What is required =>
Copy all the data exactly, except the pictures.

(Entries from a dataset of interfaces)
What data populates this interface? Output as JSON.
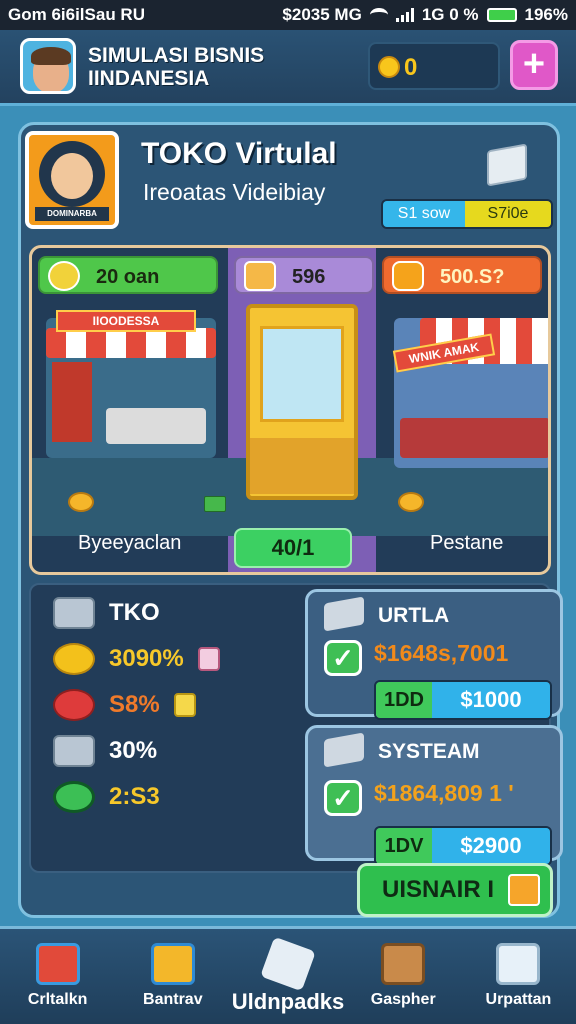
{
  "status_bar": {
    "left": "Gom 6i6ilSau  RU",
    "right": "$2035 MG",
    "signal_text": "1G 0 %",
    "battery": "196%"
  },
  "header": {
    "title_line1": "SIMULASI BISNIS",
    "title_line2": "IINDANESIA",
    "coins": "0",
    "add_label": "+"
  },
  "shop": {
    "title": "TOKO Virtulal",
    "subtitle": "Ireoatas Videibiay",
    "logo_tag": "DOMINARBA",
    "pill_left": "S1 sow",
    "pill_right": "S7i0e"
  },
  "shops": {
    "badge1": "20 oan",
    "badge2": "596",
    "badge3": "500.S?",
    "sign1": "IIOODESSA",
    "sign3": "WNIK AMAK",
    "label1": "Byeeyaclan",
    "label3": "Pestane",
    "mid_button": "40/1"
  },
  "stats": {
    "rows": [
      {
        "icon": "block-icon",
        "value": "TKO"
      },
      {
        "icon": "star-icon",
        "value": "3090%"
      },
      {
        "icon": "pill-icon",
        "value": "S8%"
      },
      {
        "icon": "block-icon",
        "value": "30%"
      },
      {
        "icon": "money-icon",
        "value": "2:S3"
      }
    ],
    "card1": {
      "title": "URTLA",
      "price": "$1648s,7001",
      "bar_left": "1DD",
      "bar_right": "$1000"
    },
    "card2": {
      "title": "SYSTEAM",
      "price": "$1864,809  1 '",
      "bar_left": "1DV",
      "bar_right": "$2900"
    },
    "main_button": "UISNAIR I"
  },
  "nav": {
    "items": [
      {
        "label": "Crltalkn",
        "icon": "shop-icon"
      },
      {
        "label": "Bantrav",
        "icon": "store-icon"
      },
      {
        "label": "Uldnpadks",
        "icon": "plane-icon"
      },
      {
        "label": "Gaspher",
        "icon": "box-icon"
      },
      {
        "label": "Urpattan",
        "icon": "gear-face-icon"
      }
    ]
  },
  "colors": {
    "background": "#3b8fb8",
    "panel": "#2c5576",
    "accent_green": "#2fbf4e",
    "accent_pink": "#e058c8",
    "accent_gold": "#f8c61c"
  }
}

Output for this exercise =>
What data populates this interface? Output as JSON.
{
  "status_bar": {
    "left": "Gom 6i6ilSau  RU",
    "right": "$2035 MG",
    "signal_text": "1G 0 %",
    "battery": "196%"
  },
  "header": {
    "title_line1": "SIMULASI BISNIS",
    "title_line2": "IINDANESIA",
    "coins": "0",
    "add_label": "+"
  },
  "shop": {
    "title": "TOKO Virtulal",
    "subtitle": "Ireoatas Videibiay",
    "logo_tag": "DOMINARBA",
    "pill_left": "S1 sow",
    "pill_right": "S7i0e"
  },
  "shops": {
    "badge1": "20 oan",
    "badge2": "596",
    "badge3": "500.S?",
    "sign1": "IIOODESSA",
    "sign3": "WNIK AMAK",
    "label1": "Byeeyaclan",
    "label3": "Pestane",
    "mid_button": "40/1"
  },
  "stats": {
    "rows": [
      {
        "icon": "block-icon",
        "value": "TKO"
      },
      {
        "icon": "star-icon",
        "value": "3090%"
      },
      {
        "icon": "pill-icon",
        "value": "S8%"
      },
      {
        "icon": "block-icon",
        "value": "30%"
      },
      {
        "icon": "money-icon",
        "value": "2:S3"
      }
    ],
    "card1": {
      "title": "URTLA",
      "price": "$1648s,7001",
      "bar_left": "1DD",
      "bar_right": "$1000"
    },
    "card2": {
      "title": "SYSTEAM",
      "price": "$1864,809  1 '",
      "bar_left": "1DV",
      "bar_right": "$2900"
    },
    "main_button": "UISNAIR I"
  },
  "nav": {
    "items": [
      {
        "label": "Crltalkn",
        "icon": "shop-icon"
      },
      {
        "label": "Bantrav",
        "icon": "store-icon"
      },
      {
        "label": "Uldnpadks",
        "icon": "plane-icon"
      },
      {
        "label": "Gaspher",
        "icon": "box-icon"
      },
      {
        "label": "Urpattan",
        "icon": "gear-face-icon"
      }
    ]
  },
  "colors": {
    "background": "#3b8fb8",
    "panel": "#2c5576",
    "accent_green": "#2fbf4e",
    "accent_pink": "#e058c8",
    "accent_gold": "#f8c61c"
  }
}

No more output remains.